Our results and those of others suggest that rituximab could be a useful treatment in TTP patients but there is still a lack of reliable data on the optimal time schedule and dose, duration of therapy, long-term maintenance of remission and side effects in patients with acute refractory and relapsing TTP. When determining the role of rituximab in this setting, the risks and benefits of different treatments must be balanced. PE is expensive and often associated with complications related to venous access lines, including infection, catheter thrombosis, hypoxaemia, hypotension and transfusion reactions50. Rituximab induces rapid remissions in a high proportion of patients with acute refractory TTP treated early after 7–14 PE sessions and seems to have few side effects33,45. Clinical trials are now ongoing and will probably provide answers to some of the most debated questions about the clinical use of ADAMTS-13 measurements as well as the appropriate setting for therapy with rituximab. In the meantime, the use of rituximab fairly early (within 7–14 days) in patients with refractory/relapsing TTP-HUS can be beneficial. Although the optimal dose of rituximab in this setting has not been defined, the standard treatment of 375 mg/m2 once weekly for 4 weeks seems appropriate. The effectiveness of different schedules of therapy, such as only one or two doses of 375 mg/m2 or a reduction of each dose administered, needs further study.

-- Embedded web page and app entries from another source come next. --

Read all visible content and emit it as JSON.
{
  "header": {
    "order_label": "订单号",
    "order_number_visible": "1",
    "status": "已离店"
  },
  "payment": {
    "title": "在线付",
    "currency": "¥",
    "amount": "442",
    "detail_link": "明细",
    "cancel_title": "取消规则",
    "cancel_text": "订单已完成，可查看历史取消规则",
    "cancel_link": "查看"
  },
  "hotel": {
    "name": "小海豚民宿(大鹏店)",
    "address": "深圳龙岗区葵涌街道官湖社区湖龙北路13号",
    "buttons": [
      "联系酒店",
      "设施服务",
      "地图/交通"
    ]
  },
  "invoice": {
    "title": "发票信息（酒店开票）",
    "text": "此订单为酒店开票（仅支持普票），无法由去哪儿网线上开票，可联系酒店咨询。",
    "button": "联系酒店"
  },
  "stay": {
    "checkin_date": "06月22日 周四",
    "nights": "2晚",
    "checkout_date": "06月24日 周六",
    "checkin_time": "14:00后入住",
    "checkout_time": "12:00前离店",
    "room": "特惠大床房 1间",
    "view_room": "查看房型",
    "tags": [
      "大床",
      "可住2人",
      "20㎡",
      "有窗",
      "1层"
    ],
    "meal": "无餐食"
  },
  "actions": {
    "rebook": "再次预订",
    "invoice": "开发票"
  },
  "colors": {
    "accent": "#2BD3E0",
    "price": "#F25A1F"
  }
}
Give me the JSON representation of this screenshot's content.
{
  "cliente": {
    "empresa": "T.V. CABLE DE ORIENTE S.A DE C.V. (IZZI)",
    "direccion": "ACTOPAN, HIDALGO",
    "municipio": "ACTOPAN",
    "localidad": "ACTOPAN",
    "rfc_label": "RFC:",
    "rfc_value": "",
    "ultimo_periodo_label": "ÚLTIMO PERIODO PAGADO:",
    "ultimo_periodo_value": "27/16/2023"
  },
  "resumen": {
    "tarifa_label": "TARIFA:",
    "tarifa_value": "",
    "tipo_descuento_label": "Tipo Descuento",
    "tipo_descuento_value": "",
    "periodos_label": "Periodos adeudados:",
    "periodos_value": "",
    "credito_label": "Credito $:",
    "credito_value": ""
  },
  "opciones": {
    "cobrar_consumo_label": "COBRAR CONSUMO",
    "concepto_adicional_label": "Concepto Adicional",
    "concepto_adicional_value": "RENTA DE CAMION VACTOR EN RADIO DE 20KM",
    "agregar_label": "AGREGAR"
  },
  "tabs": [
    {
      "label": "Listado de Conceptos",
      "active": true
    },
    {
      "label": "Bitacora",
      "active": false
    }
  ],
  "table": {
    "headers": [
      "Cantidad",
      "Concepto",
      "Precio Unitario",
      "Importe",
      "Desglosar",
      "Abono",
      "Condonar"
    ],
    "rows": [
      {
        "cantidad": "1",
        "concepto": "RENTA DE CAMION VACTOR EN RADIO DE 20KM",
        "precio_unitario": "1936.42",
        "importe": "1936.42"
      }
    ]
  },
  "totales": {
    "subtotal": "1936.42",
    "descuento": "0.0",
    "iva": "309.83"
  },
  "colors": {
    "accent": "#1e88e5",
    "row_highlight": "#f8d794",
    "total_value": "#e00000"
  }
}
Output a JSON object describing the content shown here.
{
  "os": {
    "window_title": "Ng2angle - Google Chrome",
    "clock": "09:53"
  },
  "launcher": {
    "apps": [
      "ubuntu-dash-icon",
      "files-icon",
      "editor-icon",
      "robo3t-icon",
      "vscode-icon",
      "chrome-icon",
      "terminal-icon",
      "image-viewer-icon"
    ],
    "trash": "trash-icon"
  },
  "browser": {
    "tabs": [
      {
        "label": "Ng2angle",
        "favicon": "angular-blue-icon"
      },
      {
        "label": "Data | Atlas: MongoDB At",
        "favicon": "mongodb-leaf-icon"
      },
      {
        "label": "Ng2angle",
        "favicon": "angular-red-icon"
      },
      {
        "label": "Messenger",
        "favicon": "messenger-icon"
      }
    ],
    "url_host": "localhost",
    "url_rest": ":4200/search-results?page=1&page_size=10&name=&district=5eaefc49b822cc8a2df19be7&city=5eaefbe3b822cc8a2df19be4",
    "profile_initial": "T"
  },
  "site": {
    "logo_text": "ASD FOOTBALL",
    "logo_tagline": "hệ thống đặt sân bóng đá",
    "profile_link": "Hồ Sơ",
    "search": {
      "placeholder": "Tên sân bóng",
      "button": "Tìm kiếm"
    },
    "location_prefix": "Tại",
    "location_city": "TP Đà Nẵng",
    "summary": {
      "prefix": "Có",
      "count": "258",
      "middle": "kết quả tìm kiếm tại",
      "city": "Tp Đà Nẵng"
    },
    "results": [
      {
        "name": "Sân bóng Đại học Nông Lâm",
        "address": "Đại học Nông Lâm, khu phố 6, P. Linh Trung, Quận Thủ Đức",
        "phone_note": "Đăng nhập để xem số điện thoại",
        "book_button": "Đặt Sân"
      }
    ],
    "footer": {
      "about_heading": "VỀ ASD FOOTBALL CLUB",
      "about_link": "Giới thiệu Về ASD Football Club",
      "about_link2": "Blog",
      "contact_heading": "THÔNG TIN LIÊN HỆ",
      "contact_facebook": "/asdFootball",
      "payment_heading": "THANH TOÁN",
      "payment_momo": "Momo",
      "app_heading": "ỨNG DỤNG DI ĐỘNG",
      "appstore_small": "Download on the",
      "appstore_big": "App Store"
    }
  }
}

In conclusion, rituximab has a role to play in the treatment of patients with a first episode of acute refractory autoantibody-induced TTP/HUS. Induction of remission by rituximab is associated with the disappearance of ADAMTS-13 inhibitors and normalisation of ADAMTS-13 activity. Rituximab may also be effective for treating patients with relapsed/refractory TTP-HUS without ADAMTS-13 deficiency. In our opinion and based on the available data, rituximab may be a therapeutic option in patients with idiopathic TTP-HUS, with or without ADAMTS-13 deficiency, who fail to respond after 7–14 days of standard treatment.